Freedom and stability allow us to progress and build Tbilisi as an example to other cities and countries seeking closer ties with the European Union and the West. International companies would hardly consider Georgia as a place to create jobs if they had doubts that the events of the past, and in particular the war of 2008, might occur again. Georgians, who with the assistance of the city government of Tbilisi can contribute to creating small businesses and to the growth of the middle class - so crucial to job creation - need that stability just as much.

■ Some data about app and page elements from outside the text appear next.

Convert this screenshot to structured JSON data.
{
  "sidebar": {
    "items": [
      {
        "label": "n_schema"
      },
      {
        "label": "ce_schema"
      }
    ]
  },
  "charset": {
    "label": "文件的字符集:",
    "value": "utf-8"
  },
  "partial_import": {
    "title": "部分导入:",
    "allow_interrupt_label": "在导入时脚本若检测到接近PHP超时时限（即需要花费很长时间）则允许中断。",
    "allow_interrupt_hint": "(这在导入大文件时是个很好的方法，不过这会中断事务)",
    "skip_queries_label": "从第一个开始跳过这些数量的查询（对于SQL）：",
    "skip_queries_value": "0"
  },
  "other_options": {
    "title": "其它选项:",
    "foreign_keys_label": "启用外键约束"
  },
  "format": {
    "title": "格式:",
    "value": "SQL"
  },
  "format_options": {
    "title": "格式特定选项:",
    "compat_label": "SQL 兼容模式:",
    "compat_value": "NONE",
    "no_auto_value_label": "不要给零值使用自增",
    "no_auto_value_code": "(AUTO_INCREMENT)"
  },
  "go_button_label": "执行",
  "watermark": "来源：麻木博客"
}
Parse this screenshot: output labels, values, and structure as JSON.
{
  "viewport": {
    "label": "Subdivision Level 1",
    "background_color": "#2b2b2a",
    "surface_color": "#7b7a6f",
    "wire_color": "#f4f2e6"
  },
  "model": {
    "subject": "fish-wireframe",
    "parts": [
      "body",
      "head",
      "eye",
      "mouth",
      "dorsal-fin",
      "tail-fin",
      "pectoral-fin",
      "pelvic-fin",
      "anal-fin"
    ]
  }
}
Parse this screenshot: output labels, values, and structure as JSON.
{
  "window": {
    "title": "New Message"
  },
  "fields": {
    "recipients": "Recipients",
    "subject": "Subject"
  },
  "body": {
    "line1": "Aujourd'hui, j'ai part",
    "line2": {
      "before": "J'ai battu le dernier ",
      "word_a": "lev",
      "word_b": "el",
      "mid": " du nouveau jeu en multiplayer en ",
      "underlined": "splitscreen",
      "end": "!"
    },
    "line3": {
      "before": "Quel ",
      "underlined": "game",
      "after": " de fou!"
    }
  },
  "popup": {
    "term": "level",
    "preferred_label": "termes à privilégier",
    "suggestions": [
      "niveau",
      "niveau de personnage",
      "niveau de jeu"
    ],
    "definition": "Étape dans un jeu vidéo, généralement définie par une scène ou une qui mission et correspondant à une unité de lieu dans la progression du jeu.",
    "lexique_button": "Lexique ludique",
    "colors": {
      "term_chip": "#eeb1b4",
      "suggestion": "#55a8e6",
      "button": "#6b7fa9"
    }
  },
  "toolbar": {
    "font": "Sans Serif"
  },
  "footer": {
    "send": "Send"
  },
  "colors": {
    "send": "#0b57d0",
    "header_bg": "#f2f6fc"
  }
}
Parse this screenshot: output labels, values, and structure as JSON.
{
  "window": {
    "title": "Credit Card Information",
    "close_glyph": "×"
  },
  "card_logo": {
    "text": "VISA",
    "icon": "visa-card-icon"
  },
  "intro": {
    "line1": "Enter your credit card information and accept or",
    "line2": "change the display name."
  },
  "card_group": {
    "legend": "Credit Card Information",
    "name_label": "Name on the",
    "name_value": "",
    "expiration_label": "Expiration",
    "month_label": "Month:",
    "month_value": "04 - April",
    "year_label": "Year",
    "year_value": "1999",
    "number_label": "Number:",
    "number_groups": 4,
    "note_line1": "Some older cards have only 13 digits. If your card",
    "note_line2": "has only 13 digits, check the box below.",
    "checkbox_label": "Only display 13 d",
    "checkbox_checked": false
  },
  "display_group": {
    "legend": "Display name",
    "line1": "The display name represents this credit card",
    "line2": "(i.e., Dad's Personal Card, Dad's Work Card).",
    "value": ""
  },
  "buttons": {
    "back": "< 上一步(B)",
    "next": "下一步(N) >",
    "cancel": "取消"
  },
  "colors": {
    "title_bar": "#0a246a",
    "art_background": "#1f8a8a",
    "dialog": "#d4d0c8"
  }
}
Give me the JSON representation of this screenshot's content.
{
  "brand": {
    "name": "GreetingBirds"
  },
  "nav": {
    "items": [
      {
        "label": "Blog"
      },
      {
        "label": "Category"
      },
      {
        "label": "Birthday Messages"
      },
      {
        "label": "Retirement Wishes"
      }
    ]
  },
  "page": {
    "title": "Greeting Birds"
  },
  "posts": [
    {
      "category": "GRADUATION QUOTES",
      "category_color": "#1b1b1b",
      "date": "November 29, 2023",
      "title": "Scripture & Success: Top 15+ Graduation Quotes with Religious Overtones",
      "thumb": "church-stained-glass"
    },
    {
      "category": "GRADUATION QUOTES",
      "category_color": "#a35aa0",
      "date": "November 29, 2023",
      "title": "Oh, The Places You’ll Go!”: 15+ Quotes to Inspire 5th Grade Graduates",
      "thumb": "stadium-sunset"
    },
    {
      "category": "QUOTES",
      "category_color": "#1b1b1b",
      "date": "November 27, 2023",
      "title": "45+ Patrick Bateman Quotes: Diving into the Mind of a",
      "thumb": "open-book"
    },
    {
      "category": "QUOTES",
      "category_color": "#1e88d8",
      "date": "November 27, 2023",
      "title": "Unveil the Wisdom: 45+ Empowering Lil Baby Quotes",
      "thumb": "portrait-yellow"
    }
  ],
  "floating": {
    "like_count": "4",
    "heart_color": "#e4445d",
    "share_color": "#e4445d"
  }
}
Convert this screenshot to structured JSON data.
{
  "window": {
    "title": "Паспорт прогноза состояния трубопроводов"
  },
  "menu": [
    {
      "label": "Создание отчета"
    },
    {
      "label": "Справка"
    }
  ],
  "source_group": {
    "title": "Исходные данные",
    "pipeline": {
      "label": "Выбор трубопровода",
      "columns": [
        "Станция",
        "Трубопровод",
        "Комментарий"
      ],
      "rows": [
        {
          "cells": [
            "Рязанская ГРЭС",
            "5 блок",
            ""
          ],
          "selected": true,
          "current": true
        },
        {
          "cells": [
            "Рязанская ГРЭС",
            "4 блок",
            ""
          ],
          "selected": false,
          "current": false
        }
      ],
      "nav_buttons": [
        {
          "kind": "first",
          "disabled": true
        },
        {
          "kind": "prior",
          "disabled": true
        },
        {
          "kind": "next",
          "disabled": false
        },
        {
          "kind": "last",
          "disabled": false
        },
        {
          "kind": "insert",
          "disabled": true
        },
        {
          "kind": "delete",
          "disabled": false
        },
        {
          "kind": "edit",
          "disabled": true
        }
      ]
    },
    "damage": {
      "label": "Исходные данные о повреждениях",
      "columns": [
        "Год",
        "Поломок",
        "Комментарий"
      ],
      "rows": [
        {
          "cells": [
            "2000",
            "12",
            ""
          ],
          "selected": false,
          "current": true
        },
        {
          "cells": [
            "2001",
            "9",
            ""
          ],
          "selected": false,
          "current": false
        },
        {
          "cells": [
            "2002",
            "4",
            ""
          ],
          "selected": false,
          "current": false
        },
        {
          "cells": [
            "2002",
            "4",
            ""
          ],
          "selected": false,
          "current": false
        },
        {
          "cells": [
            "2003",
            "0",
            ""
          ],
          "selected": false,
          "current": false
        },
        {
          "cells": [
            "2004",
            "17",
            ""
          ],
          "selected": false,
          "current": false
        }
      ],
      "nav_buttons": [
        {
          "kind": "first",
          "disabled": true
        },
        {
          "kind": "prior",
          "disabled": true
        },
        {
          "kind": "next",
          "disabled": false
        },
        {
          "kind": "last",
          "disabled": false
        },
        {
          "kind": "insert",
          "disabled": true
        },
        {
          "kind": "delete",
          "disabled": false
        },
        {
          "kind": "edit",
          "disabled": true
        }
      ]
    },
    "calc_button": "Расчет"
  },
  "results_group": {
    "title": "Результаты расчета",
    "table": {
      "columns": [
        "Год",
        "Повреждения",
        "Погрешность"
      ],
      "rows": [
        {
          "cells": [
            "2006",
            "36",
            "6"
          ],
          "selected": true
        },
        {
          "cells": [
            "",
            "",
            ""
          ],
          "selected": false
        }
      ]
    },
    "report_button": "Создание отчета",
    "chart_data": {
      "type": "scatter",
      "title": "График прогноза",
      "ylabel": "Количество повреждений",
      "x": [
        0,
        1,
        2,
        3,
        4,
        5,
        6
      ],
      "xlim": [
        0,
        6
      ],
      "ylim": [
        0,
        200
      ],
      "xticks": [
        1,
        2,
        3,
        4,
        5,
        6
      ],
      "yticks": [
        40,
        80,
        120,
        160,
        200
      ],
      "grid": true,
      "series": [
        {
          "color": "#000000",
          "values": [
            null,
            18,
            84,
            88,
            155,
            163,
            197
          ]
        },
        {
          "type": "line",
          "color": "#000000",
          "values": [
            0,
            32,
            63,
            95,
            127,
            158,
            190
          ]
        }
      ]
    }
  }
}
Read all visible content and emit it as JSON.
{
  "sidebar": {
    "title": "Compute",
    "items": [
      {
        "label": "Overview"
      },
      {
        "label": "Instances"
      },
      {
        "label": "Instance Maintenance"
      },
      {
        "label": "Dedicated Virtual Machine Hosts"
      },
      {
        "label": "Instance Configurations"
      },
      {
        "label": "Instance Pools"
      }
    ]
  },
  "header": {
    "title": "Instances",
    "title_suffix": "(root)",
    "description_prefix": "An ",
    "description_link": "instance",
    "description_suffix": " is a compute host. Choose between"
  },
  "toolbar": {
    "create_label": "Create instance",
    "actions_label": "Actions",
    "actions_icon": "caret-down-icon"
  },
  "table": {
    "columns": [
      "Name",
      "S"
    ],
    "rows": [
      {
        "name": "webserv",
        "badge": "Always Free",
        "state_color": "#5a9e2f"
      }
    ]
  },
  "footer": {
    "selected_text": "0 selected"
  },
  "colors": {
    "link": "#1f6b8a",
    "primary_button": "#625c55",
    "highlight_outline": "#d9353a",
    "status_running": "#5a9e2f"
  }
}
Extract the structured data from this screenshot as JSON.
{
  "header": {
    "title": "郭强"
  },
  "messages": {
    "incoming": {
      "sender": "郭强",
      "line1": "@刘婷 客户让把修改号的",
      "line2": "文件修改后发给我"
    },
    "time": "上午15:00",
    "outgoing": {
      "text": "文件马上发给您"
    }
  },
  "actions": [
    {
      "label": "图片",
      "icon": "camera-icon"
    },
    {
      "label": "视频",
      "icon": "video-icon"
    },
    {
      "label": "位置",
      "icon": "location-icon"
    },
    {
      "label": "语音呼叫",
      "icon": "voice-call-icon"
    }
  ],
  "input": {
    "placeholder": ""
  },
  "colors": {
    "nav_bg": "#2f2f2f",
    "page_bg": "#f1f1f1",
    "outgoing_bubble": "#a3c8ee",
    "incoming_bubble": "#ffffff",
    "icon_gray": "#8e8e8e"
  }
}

We have a mission and an ambition to make Tbilisi a modern cultural and economic center that will open a gate for the whole region to the western world. We need to bring the best practices of the European and US cities to Tbilisi that will help trigger business development and facilitate strengthening Tbilisi’s regional role, which will lead to increased economic activity and creation of new jobs. If elected mayor, my program includes increased investment and training for small businesses so they can lead the process of creating these jobs. We want to develop smart business incubators that will promote early involvement of youth in the process of mastering new technologies. We see the importance of closer cooperation with US cities and the need of sharing their experiences as decisive in delivering this change.

Boosting tourism is another crucial component for our development. Tbilisi’s unique cultural and historical heritage with a fusion of art and style from the crossroads of the Western and Eastern worlds already attracts an increasing number of tourists from all over the world. However, we must ensure that the increase in numbers does not, over time, damage our heritage and attractions. We therefore must create an effective mechanism for its protection. Our first task must be maintenance of heritage sites in Old Tbilisi and restoration of its appearance. At the same time, we need to build new tourist infrastructure that does not impede the old. 

For this to happen, our city must be governed better that it has been in recent years. Only transparency, and active citizen-participation, can deliver this. In only the last few months we have been working in partnership with local civil society networks and citizens campaigning to defend access to public open spaces and lobby for action on sustainable urban development.

However, the Association Agreement with the European Union is our chance to make Tbilisi a truly citizen-led democracy. With the EU’s support and along with backing from central government, Tbilisi can reach its potential to become the leading center of culture and tourism business in the region.

Tbilisi is once more finding its historical role as the bridge between Europe and Asia and rediscovering its place at the heart of Europe, where we belong.

Narmania is candidate for Mayor of Tbilisi for the Georgian Dream Coalition. He was formerly minister for Regional Development and Infrastructure in the government of Georgia.